Office of the Attorney General
The Honorable Senfronia Thompson
Letter Opinion No. 98-045
Re: Whether a private, nonprofit organization may administer scholarship monies to minority students (RQ-1122)
In light of the decision of the Fifth Circuit Court of Appeals in the Hopwood case,(1) you ask whether "a private, non-profit organization can administer scholarship monies to minority students in universities in Texas." You also ask us to address how "Hopwood affects the role of universities in providing resources to these non-profit organizations." You are particularly interested in whether a university may provide names of minority students to a private, nonprofit organization or may establish "a referral system at the university for minority students [who wish] to receive monies from the fund."
In Hopwood, the Fifth Circuit concluded that the Equal Protection Clause of the Fourteenth Amendment to the United States Constitution requires a state university to meet a certain burden of proof to justify the use of racial classifications in admissions.(2) The Fourteenth Amendment, however, applies only to "state action" and does not apply to purely private conduct.(3) "'Careful adherence to the "state action" requirement preserves an area of individual freedom by limiting the reach of federal law' and avoids the imposition of responsibility on a State for conduct it could not control."(4) The conduct of a private party rises to the level of state action only in the rare case,(5) generally when "the conduct allegedly causing the deprivation of a federal right [can] be fairly attributable to the State."(6) Given that the Fourteenth Amendment does not extend to private conduct, we do not believe that the Hopwood decision generally affects the authority of a private, nonprofit organization to administer a privately funded, race-restricted scholarship program.
As this office has noted, the line between purely private conduct and state action is not always an easy one to draw.(7) The determination whether challenged conduct constitutes state action "requires a fact-intensive inquiry" that is beyond the scope of an attorney general opinion.(8) For this reason, we cannot definitively resolve whether a state university's involvement in the scholarship program of a particular private, nonprofit organization transforms the organization's private activities into "state action." We believe, however, that a state university may provide to a private, nonprofit organization any student information that the university would generally provide to any other member of the public and would not thereby transform the organization's private activities into state action.(9) Furthermore, we do not believe that a private, nonprofit organization's scholarship program would rise to the level of state action merely because a state university provides students with information about the scholarship program.

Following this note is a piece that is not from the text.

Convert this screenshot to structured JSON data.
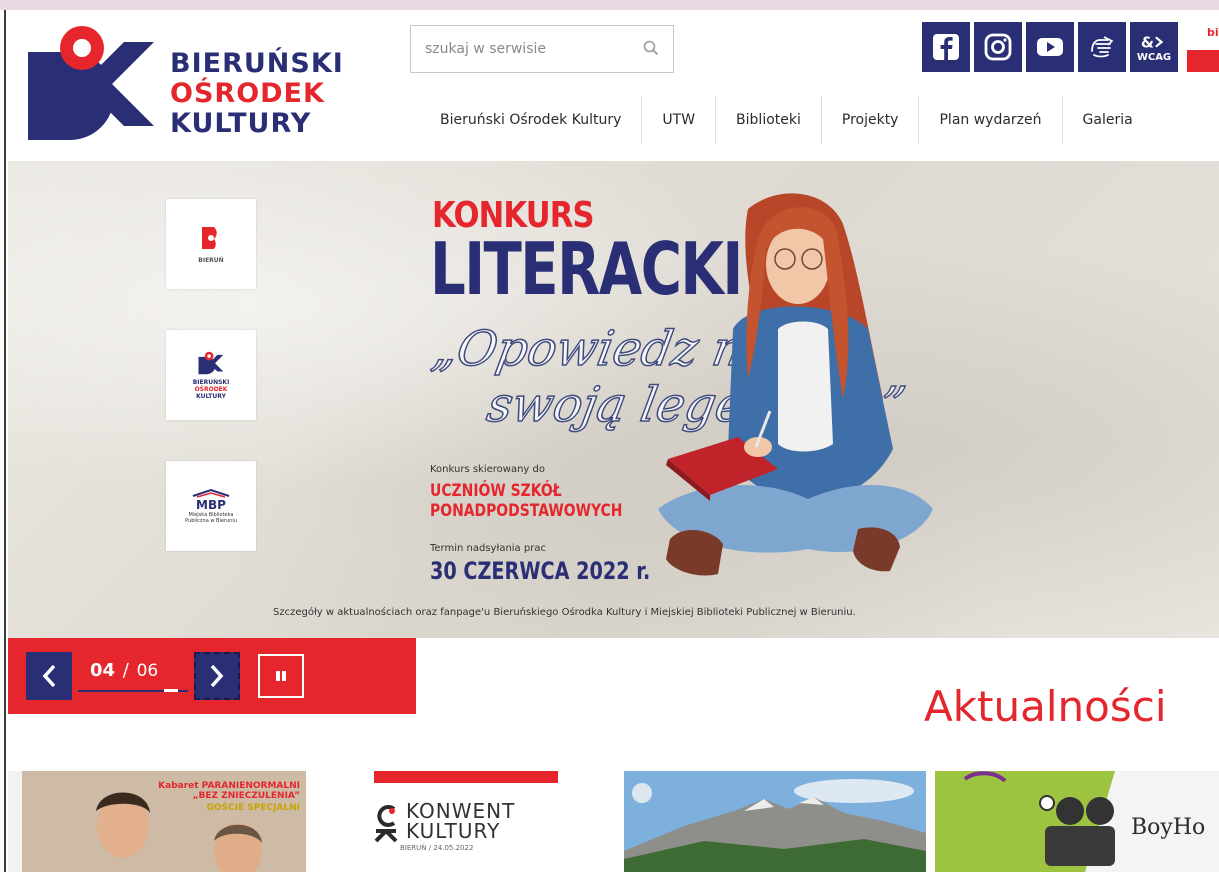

In sum, the Hopwood decision does not affect the authority of a private, nonprofit organization to administer a privately funded, race-restricted scholarship program. A state university may provide information about students to such an organization and may inform students about the organization's scholarship program without transforming the organization's private activities into state action.
The Hopwood decision does not affect the authority of a private, nonprofit organization to administer a privately funded, race-restricted scholarship program. A state university may provide information about students to such an organization and may inform students about the organization's scholarship program without transforming the organization's private activities into state action.
Yours very truly,
Mary R. Crouter
Assistant Attorney General
1. Hopwood v. State, 78 F.3d 932 (5th Cir.), reh'g en banc denied, 84 F.3d 720 (5th Cir.), cert. denied, 518 U.S. 1033 (1996).
2. See id. at 941-55.
3. "As a general matter the protections of the Fourteenth Amendment do not extend to 'private conduct abridging individual rights.'" National Collegiate Athletic Ass'n v. Tarkanian, 488 U.S. 179, 191 (1988) (citing Burton v. Wilmington Parking Auth., 365 U.S. 715, 722 (1961)).
4. Id. (citing Lugar v. Edmondson Oil Co., 457 U.S. 922, 936-37 (1982)).
5. "In the typical case raising a state-action issue, a private party has taken the decisive step that caused the harm to the plaintiff, and the question is whether the State was sufficiently involved to treat that decisive conduct as state action. This may occur if the State creates the legal framework governing the conduct . . . ; if it delegates its authority to the private actor . . . ; or sometimes if it knowingly accepts the benefits derived from unconstitutional behavior. . . . Thus, in the usual case we ask whether the State provided a mantle of authority that enhanced the power of the harm-causing individual actor." Id. at 192 (citations omitted). In determining whether private action constitutes state action, courts typically examine whether the private entity has exercised powers that are traditionally the exclusive prerogative of the state; whether the state exercised coercive power; and whether there is a sufficient nexus between the state and the challenged private action that the private action may be treated as the action of the state. See Blum v. Yaretsky, 457 U.S. 991, 1004-05 (1982).
6. Tarkanian, 488 U.S. at 199 (citing Lugar, 457 U.S. at 937).
8. Id. at 21-22.
9. This office has stated that Hopwood does not affect a state university's "ability to collect and report information . . . regarding minority participation in higher education in Texas. The act of collecting data does not confer a benefit or a burden on any one race." Id. at 23. Before releasing any student information, a state university should consult state and federal statutes governing access to student records. See, e.g., 20 U.S.C. § 1232g (federal Family Educational Rights and Privacy Act of 1974); Gov't Code §§ 552.026, .114 (Texas Open Records Act).